- The input:
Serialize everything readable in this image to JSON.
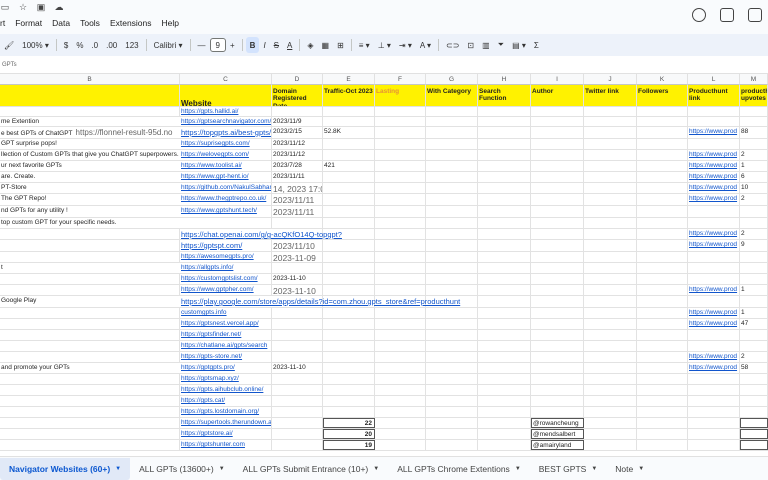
{
  "menu": {
    "items": [
      "rt",
      "Format",
      "Data",
      "Tools",
      "Extensions",
      "Help"
    ]
  },
  "toolbar": {
    "zoom": "100%",
    "currency": "$",
    "percent": "%",
    "decimal_decrease": ".0",
    "decimal_increase": ".00",
    "number_format": "123",
    "font": "Calibri",
    "font_size": "9"
  },
  "formula_bar": {
    "name_box": "GPTs"
  },
  "columns": [
    "B",
    "C",
    "D",
    "E",
    "F",
    "G",
    "H",
    "I",
    "J",
    "K",
    "L",
    "M"
  ],
  "header_row": {
    "B": "",
    "C": "Website",
    "D": "Domain Registered Date",
    "E": "Traffic-Oct 2023",
    "F": "Lasting",
    "G": "With Category",
    "H": "Search Function",
    "I": "Author",
    "J": "Twitter link",
    "K": "Followers",
    "L": "Producthunt link",
    "M": "producthunt upvotes"
  },
  "rows": [
    {
      "B": "",
      "C": "https://gpts.hallid.ai/",
      "D": "",
      "E": "",
      "I": "",
      "L": "",
      "M": ""
    },
    {
      "B": "me Extention",
      "C": "https://gptsearchnavigator.com/",
      "D": "2023/11/9",
      "E": "",
      "I": "",
      "L": "",
      "M": ""
    },
    {
      "B": "e best GPTs of ChatGPT",
      "B2": "https://flonnel-result-95d.no",
      "C": "https://topgpts.ai/best-gpts/",
      "D": "2023/2/15",
      "E": "52.8K",
      "I": "",
      "L": "https://www.prod",
      "M": "88"
    },
    {
      "B": "GPT surprise pops!",
      "C": "https://suprisegpts.com/",
      "D": "2023/11/12",
      "E": "",
      "I": "",
      "L": "",
      "M": ""
    },
    {
      "B": "llection of Custom GPTs that give you ChatGPT superpowers.",
      "C": "https://welovegpts.com/",
      "D": "2023/11/12",
      "E": "",
      "I": "",
      "L": "https://www.prod",
      "M": "2"
    },
    {
      "B": "ur next favorite GPTs",
      "C": "https://www.toolist.ai/",
      "D": "2023/7/28",
      "E": "421",
      "I": "",
      "L": "https://www.prod",
      "M": "1"
    },
    {
      "B": "are. Create.",
      "C": "https://www.gpt-hent.io/",
      "D": "2023/11/11",
      "E": "",
      "I": "",
      "L": "https://www.prod",
      "M": "6"
    },
    {
      "B": "PT-Store",
      "C": "https://github.com/NakulSabhar",
      "D": "14, 2023 17:01",
      "E": "",
      "I": "",
      "L": "https://www.prod",
      "M": "10"
    },
    {
      "B": "The GPT Repo!",
      "C": "https://www.thegptrepo.co.uk/",
      "D": "2023/11/11",
      "E": "",
      "I": "",
      "L": "https://www.prod",
      "M": "2"
    },
    {
      "B": "nd GPTs for any utility !",
      "C": "https://www.gptshunt.tech/",
      "D": "2023/11/11",
      "E": "",
      "I": "",
      "L": "",
      "M": ""
    },
    {
      "B": "top custom GPT for your specific needs.",
      "C": "",
      "D": "",
      "E": "",
      "I": "",
      "L": "",
      "M": ""
    },
    {
      "B": "",
      "C": "https://chat.openai.com/g/g-acQKfO14Q-topgpt?",
      "D": "",
      "E": "",
      "I": "",
      "L": "https://www.prod",
      "M": "2"
    },
    {
      "B": "",
      "C": "https://gptspt.com/",
      "D": "2023/11/10",
      "E": "",
      "I": "",
      "L": "https://www.prod",
      "M": "9"
    },
    {
      "B": "",
      "C": "https://awesomegpts.pro/",
      "D": "2023-11-09",
      "E": "",
      "I": "",
      "L": "",
      "M": ""
    },
    {
      "B": "t",
      "C": "https://allgpts.info/",
      "D": "",
      "E": "",
      "I": "",
      "L": "",
      "M": ""
    },
    {
      "B": "",
      "C": "https://customgptslist.com/",
      "D": "2023-11-10",
      "E": "",
      "I": "",
      "L": "",
      "M": ""
    },
    {
      "B": "",
      "C": "https://www.gptpher.com/",
      "D": "2023-11-10",
      "E": "",
      "I": "",
      "L": "https://www.prod",
      "M": "1"
    },
    {
      "B": "Google Play",
      "C": "https://play.google.com/store/apps/details?id=com.zhou.gpts_store&ref=producthunt",
      "D": "",
      "E": "",
      "I": "",
      "L": "",
      "M": ""
    },
    {
      "B": "",
      "C": "customgpts.info",
      "D": "",
      "E": "",
      "I": "",
      "L": "https://www.prod",
      "M": "1"
    },
    {
      "B": "",
      "C": "https://gptsnest.vercel.app/",
      "D": "",
      "E": "",
      "I": "",
      "L": "https://www.prod",
      "M": "47"
    },
    {
      "B": "",
      "C": "https://gptsfinder.net/",
      "D": "",
      "E": "",
      "I": "",
      "L": "",
      "M": ""
    },
    {
      "B": "",
      "C": "https://chatlane.ai/gpts/search",
      "D": "",
      "E": "",
      "I": "",
      "L": "",
      "M": ""
    },
    {
      "B": "",
      "C": "https://gpts-store.net/",
      "D": "",
      "E": "",
      "I": "",
      "L": "https://www.prod",
      "M": "2"
    },
    {
      "B": "and promote your GPTs",
      "C": "https://gptgpts.pro/",
      "D": "2023-11-10",
      "E": "",
      "I": "",
      "L": "https://www.prod",
      "M": "58"
    },
    {
      "B": "",
      "C": "https://gptsmap.xyz/",
      "D": "",
      "E": "",
      "I": "",
      "L": "",
      "M": ""
    },
    {
      "B": "",
      "C": "https://gpts.aihubclub.online/",
      "D": "",
      "E": "",
      "I": "",
      "L": "",
      "M": ""
    },
    {
      "B": "",
      "C": "https://gpts.cat/",
      "D": "",
      "E": "",
      "I": "",
      "L": "",
      "M": ""
    },
    {
      "B": "",
      "C": "https://gpts.lostdomain.org/",
      "D": "",
      "E": "",
      "I": "",
      "L": "",
      "M": ""
    },
    {
      "B": "",
      "C": "https://supertools.therundown.ai/gpts",
      "D": "",
      "E": "22",
      "I": "@rowancheung",
      "L": "",
      "M": ""
    },
    {
      "B": "",
      "C": "https://gptstore.ai/",
      "D": "",
      "E": "20",
      "I": "@mendsalbert",
      "L": "",
      "M": ""
    },
    {
      "B": "",
      "C": "https://gptshunter.com",
      "D": "",
      "E": "19",
      "I": "@amairyland",
      "L": "",
      "M": ""
    }
  ],
  "tabs": [
    {
      "label": "Navigator Websites (60+)",
      "active": true
    },
    {
      "label": "ALL GPTs (13600+)",
      "active": false
    },
    {
      "label": "ALL GPTs Submit Entrance (10+)",
      "active": false
    },
    {
      "label": "ALL GPTs Chrome Extentions",
      "active": false
    },
    {
      "label": "BEST GPTS",
      "active": false
    },
    {
      "label": "Note",
      "active": false
    }
  ],
  "colors": {
    "header_fill": "#fff200",
    "link": "#1155cc",
    "active_tab": "#0b57d0"
  }
}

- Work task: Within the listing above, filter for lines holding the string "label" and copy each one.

- Response for this exercise:
      "label": "Navigator Websites (60+)",
      "label": "ALL GPTs (13600+)",
      "label": "ALL GPTs Submit Entrance (10+)",
      "label": "ALL GPTs Chrome Extentions",
      "label": "BEST GPTS",
      "label": "Note",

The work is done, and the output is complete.